Some steady state performance and emissions characteristics of a multicylinder, carburated engine fueled with Indolene and 10, 20, and 30% methanol-Indolene blends over a limited range of operation are presented. Within the precision of the experiments, the blend-leaning effect is found to be in agreement with elementary carburetor theory. With no engine adjustments, the torque is found to decrease with increasing blend levels, the rate of decrease becoming greater at higher blend levels. At torque and engine speed equal to those of gasoline-fueled operation: 1) brake thermal efficiency for the blends is greater than that for gasoline up to about a 30% methanol blend level; 2) NO//x mass emissions are less for the blends, about 60% less for the 30% blend; 3) CO mass emissions increase with increasing blend levels; and 4) intake manifold mixture temperatures are decreased by about 10 degree F. (5. 6 degree C) for each 10% increase in methanol blend level. The monitoring of exhaust-gas oxygen emissions of individual cylinders showed that, for the operating conditions of approximately equals 2000 r. p. m. , approximately equals 16 in. Hg, lean fuel-air ratios, and 10 and 20% methanol blends, the methanol addition had no significant effect on cylinder-to-cylinder fuel-air distribution.

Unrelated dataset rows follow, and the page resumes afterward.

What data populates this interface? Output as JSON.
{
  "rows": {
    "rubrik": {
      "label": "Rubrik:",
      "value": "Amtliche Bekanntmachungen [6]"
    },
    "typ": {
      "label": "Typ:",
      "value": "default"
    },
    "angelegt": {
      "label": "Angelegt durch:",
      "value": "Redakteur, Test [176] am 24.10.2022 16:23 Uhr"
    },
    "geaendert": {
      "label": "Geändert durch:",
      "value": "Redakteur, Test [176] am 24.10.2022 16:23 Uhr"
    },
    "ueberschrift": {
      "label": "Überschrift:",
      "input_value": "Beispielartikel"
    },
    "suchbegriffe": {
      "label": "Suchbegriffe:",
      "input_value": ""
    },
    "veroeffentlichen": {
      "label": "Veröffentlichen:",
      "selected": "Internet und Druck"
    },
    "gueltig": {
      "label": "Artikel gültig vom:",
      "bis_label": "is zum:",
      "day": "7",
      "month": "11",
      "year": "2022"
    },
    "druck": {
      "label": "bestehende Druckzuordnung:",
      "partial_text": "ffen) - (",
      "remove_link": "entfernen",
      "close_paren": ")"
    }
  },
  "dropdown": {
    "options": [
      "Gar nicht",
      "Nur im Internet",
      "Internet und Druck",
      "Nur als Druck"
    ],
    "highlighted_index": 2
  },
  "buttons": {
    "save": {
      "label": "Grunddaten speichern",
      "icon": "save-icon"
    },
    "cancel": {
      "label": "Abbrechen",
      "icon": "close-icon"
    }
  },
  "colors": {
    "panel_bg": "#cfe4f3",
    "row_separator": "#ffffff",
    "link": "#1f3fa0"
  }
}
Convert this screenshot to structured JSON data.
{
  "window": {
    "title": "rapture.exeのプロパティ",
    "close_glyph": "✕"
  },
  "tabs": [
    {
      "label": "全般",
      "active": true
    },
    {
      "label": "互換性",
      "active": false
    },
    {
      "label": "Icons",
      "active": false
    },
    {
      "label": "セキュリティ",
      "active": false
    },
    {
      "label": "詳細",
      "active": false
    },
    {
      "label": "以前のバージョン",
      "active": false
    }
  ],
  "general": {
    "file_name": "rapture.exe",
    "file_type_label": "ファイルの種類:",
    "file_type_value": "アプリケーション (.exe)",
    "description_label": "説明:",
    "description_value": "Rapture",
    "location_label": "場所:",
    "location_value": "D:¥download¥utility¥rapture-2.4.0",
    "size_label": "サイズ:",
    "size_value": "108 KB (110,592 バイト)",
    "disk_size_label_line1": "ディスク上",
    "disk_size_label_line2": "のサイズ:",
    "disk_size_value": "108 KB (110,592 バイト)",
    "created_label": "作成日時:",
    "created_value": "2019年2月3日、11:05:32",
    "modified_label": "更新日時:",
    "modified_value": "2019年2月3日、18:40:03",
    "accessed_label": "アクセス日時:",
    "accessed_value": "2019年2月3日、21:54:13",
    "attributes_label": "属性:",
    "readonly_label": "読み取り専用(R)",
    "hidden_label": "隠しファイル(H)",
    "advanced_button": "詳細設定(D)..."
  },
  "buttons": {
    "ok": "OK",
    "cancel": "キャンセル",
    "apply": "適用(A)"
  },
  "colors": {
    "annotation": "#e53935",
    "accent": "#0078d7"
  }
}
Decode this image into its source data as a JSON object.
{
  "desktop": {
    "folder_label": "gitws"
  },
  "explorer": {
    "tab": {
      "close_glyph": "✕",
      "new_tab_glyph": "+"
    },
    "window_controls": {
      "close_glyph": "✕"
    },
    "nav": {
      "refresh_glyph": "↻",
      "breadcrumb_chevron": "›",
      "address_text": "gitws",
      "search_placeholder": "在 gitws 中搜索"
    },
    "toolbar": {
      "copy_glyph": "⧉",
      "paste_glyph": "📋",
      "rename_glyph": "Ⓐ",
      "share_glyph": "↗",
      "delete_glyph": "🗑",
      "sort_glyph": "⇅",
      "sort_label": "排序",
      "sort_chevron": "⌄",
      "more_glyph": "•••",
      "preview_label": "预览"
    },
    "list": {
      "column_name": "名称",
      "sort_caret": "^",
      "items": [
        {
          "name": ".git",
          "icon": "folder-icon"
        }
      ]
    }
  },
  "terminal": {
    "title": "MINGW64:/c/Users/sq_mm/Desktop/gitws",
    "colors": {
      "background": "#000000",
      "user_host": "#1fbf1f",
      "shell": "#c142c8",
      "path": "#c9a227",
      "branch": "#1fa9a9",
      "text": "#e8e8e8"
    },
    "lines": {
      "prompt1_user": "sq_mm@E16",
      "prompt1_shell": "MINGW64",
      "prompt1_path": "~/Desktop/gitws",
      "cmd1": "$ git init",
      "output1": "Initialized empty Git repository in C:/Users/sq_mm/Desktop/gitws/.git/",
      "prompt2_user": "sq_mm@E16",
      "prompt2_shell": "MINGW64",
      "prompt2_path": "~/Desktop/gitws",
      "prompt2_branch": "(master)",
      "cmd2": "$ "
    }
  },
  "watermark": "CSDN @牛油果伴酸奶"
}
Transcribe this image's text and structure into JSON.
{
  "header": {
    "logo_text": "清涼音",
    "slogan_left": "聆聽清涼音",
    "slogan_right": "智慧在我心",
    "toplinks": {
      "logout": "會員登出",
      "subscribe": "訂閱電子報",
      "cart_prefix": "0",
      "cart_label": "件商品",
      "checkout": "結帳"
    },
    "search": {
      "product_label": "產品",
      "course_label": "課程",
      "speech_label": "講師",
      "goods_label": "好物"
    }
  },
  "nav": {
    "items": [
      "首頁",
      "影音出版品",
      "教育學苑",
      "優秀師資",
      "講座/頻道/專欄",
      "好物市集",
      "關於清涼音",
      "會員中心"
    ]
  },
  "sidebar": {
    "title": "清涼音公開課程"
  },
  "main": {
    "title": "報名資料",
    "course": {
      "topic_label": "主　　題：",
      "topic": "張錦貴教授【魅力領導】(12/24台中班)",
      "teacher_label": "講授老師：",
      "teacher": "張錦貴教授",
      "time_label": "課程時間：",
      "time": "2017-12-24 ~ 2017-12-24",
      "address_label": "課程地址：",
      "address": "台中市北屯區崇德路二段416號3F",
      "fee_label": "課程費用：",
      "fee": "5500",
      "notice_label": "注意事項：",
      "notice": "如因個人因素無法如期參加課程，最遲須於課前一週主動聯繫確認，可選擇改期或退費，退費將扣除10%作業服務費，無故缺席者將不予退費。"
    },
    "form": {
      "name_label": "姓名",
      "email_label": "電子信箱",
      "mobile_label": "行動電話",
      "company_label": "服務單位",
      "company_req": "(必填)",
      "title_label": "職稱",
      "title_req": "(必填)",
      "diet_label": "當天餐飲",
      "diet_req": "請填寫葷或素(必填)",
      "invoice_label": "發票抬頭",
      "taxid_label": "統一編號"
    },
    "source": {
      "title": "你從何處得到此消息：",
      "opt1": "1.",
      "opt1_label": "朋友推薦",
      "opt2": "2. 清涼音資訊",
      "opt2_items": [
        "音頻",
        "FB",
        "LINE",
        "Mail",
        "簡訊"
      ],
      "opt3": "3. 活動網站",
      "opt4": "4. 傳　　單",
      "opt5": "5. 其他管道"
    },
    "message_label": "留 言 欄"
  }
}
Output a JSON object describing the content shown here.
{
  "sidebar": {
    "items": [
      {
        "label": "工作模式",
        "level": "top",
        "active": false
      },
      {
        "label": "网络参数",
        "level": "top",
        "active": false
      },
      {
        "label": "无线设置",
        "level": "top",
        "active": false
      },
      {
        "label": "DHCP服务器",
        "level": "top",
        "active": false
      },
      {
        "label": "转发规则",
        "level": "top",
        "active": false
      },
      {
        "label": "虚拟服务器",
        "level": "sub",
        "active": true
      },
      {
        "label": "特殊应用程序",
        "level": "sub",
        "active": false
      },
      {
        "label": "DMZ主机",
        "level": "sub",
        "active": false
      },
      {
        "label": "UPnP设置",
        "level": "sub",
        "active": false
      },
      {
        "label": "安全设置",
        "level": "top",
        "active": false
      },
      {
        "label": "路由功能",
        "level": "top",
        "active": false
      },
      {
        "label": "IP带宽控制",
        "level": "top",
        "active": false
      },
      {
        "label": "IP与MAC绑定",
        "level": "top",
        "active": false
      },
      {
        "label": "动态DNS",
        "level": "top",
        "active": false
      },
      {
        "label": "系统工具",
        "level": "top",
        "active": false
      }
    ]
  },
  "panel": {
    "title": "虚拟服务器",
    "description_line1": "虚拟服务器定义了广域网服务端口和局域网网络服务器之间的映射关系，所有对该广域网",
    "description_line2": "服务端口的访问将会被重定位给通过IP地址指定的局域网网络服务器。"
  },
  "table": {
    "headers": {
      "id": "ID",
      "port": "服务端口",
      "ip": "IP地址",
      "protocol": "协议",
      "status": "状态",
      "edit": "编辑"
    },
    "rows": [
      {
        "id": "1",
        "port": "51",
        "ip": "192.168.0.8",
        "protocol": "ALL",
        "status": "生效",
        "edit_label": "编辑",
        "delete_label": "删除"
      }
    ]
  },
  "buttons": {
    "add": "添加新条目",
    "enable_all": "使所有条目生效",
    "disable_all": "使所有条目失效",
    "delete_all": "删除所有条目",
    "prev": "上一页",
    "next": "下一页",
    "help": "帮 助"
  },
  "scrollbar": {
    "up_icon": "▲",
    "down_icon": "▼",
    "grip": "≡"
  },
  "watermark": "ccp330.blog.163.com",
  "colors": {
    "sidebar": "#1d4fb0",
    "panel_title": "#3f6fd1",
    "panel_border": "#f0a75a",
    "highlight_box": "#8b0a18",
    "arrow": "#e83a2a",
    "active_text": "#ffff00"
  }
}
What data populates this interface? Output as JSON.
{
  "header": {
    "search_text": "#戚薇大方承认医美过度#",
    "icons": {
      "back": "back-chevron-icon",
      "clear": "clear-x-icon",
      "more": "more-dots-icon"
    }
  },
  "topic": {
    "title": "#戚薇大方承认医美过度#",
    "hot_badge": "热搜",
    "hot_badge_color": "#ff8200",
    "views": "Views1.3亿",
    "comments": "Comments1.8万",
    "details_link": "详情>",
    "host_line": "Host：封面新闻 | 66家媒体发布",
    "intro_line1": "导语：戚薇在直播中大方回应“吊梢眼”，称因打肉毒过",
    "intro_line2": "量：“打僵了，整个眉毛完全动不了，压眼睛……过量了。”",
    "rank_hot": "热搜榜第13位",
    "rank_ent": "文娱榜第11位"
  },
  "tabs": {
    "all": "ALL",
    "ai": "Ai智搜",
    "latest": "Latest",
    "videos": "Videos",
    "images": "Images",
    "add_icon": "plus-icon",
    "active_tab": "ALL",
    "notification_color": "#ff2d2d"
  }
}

|Original language||English (US)|
|Number of pages||9|
|Journal||AIChE Symposium Series|
|State||Published - Jan 1 1975|
ASJC Scopus subject areas
- Chemical Engineering(all)